State agencies across the country are reporting a rise in child abuse and neglect as the economy deteriorates. Also, law enforcement officials, looking at past recessions, are predicting an increase in abuse. As parents with dwindling resources fall prey to their demons, state safety nets simply can’t stand up to the increased strain.
Similar stories have surfaced in other regions, according to anecdotal and official reports. The Illinois department of child and family services, for example, reported a 5.8 percent rise in child abuse cases in the state in 2008. In the Chicago area, child abuse cases rose more than 9 percent last year.
Child abuse cases in Ohio, a state hit hard by the recession, topped 100,000 for the first time in 2007 and have continued to rise, according to the Public Children Services Association of Ohio, a nonprofit association of agencies charged with child protection.

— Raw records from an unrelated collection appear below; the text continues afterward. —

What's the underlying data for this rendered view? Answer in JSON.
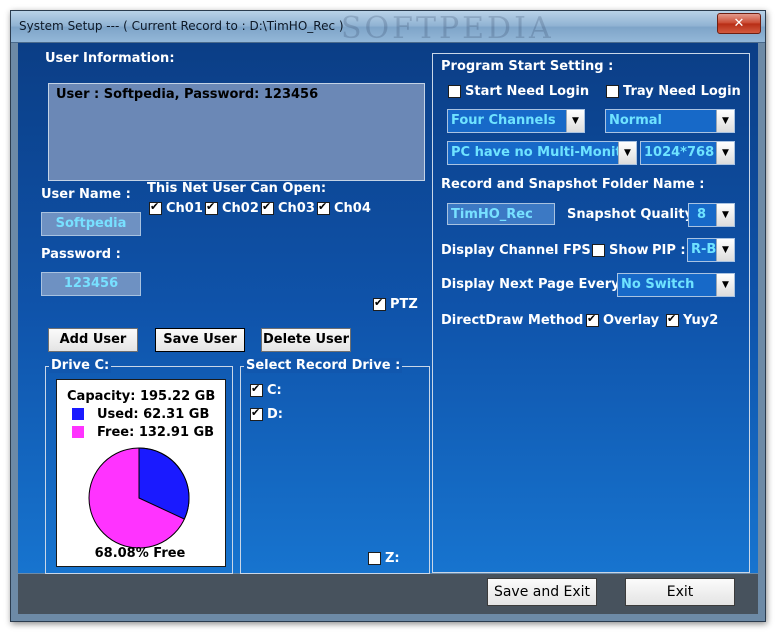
{
  "window": {
    "title": "System Setup --- ( Current Record to : D:\\TimHO_Rec )",
    "watermark": "SOFTPEDIA",
    "close_glyph": "✕"
  },
  "user_info": {
    "heading": "User Information:",
    "content": "User : Softpedia, Password: 123456",
    "user_name_label": "User Name :",
    "user_name_value": "Softpedia",
    "password_label": "Password :",
    "password_value": "123456",
    "net_user_heading": "This Net User Can Open:",
    "channels": [
      {
        "label": "Ch01",
        "checked": true
      },
      {
        "label": "Ch02",
        "checked": true
      },
      {
        "label": "Ch03",
        "checked": true
      },
      {
        "label": "Ch04",
        "checked": true
      }
    ],
    "ptz_label": "PTZ",
    "ptz_checked": true,
    "buttons": {
      "add": "Add User",
      "save": "Save User",
      "delete": "Delete User"
    }
  },
  "drive": {
    "group_label": "Drive C:",
    "capacity": "Capacity: 195.22 GB",
    "used": "Used: 62.31 GB",
    "free": "Free: 132.91 GB",
    "free_percent_label": "68.08% Free",
    "free_fraction": 0.6808,
    "used_color": "#1a1aff",
    "free_color": "#ff33ff"
  },
  "record_drive": {
    "group_label": "Select Record Drive :",
    "drives": [
      {
        "label": "C:",
        "checked": true
      },
      {
        "label": "D:",
        "checked": true
      },
      {
        "label": "Z:",
        "checked": false
      }
    ]
  },
  "program": {
    "heading": "Program Start Setting :",
    "start_need_login": "Start Need Login",
    "tray_need_login": "Tray Need Login",
    "channels_combo": "Four Channels",
    "mode_combo": "Normal",
    "pc_combo": "PC have no Multi-Monitor",
    "resolution_combo": "1024*768",
    "folder_heading": "Record and Snapshot Folder Name :",
    "folder_value": "TimHO_Rec",
    "snapshot_quality_label": "Snapshot Quality :",
    "snapshot_quality_value": "8",
    "fps_label": "Display Channel FPS :",
    "fps_show": "Show",
    "pip_label": "PIP :",
    "pip_value": "R-B",
    "next_page_label": "Display Next Page Every :",
    "next_page_value": "No Switch",
    "directdraw_label": "DirectDraw Method :",
    "overlay_label": "Overlay",
    "overlay_checked": true,
    "yuy2_label": "Yuy2",
    "yuy2_checked": true
  },
  "footer": {
    "save_exit": "Save and Exit",
    "exit": "Exit"
  }
}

“Many of our county agency directors tell us their child abuse reports have risen,” said the group’s director, Crystal Ward Allen, whose agency relies heavily on local revenue drawn from property taxes, which have collapsed in the recession.
“Our basic safety net is really faltering,” she said.